== WHAT NEEDS TO BE DONE ==
Copy the records below without altering a single word.

== GIVEN ENTRIES ==
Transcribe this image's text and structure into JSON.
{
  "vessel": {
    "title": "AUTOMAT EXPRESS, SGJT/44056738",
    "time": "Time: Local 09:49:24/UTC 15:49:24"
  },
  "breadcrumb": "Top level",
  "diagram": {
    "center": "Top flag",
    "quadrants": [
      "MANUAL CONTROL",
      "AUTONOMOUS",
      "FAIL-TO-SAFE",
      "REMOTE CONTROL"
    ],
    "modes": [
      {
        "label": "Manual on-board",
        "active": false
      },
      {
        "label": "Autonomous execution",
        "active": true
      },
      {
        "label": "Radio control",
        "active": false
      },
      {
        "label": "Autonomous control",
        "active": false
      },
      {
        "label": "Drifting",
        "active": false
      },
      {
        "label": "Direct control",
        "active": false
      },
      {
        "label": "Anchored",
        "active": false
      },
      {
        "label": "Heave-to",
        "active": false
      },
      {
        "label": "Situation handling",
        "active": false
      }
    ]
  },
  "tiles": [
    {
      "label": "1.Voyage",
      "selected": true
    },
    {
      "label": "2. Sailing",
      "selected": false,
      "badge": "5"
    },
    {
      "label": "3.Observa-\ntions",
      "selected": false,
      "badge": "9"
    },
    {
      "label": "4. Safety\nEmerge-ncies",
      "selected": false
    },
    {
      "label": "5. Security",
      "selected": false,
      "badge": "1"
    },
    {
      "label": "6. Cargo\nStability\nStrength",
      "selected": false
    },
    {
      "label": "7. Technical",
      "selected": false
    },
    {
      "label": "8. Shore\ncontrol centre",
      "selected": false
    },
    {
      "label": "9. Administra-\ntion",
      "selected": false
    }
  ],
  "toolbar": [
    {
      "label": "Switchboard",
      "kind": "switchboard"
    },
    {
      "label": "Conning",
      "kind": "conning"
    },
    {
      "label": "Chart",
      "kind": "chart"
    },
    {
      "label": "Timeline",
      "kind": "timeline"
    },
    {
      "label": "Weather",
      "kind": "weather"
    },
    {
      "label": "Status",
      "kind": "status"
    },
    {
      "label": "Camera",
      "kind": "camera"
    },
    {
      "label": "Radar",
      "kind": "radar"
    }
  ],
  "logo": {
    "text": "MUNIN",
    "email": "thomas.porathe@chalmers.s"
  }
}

== SOLUTION ==
Transcribe this image's text and structure into JSON.
{
  "vessel": {
    "title": "AUTOMAT EXPRESS, SGJT/44056738",
    "time": "Time: Local 09:49:24/UTC 15:49:24"
  },
  "breadcrumb": "Top level",
  "diagram": {
    "center": "Top flag",
    "quadrants": [
      "MANUAL CONTROL",
      "AUTONOMOUS",
      "FAIL-TO-SAFE",
      "REMOTE CONTROL"
    ],
    "modes": [
      {
        "label": "Manual on-board",
        "active": false
      },
      {
        "label": "Autonomous execution",
        "active": true
      },
      {
        "label": "Radio control",
        "active": false
      },
      {
        "label": "Autonomous control",
        "active": false
      },
      {
        "label": "Drifting",
        "active": false
      },
      {
        "label": "Direct control",
        "active": false
      },
      {
        "label": "Anchored",
        "active": false
      },
      {
        "label": "Heave-to",
        "active": false
      },
      {
        "label": "Situation handling",
        "active": false
      }
    ]
  },
  "tiles": [
    {
      "label": "1.Voyage",
      "selected": true
    },
    {
      "label": "2. Sailing",
      "selected": false,
      "badge": "5"
    },
    {
      "label": "3.Observa-\ntions",
      "selected": false,
      "badge": "9"
    },
    {
      "label": "4. Safety\nEmerge-ncies",
      "selected": false
    },
    {
      "label": "5. Security",
      "selected": false,
      "badge": "1"
    },
    {
      "label": "6. Cargo\nStability\nStrength",
      "selected": false
    },
    {
      "label": "7. Technical",
      "selected": false
    },
    {
      "label": "8. Shore\ncontrol centre",
      "selected": false
    },
    {
      "label": "9. Administra-\ntion",
      "selected": false
    }
  ],
  "toolbar": [
    {
      "label": "Switchboard",
      "kind": "switchboard"
    },
    {
      "label": "Conning",
      "kind": "conning"
    },
    {
      "label": "Chart",
      "kind": "chart"
    },
    {
      "label": "Timeline",
      "kind": "timeline"
    },
    {
      "label": "Weather",
      "kind": "weather"
    },
    {
      "label": "Status",
      "kind": "status"
    },
    {
      "label": "Camera",
      "kind": "camera"
    },
    {
      "label": "Radar",
      "kind": "radar"
    }
  ],
  "logo": {
    "text": "MUNIN",
    "email": "thomas.porathe@chalmers.s"
  }
}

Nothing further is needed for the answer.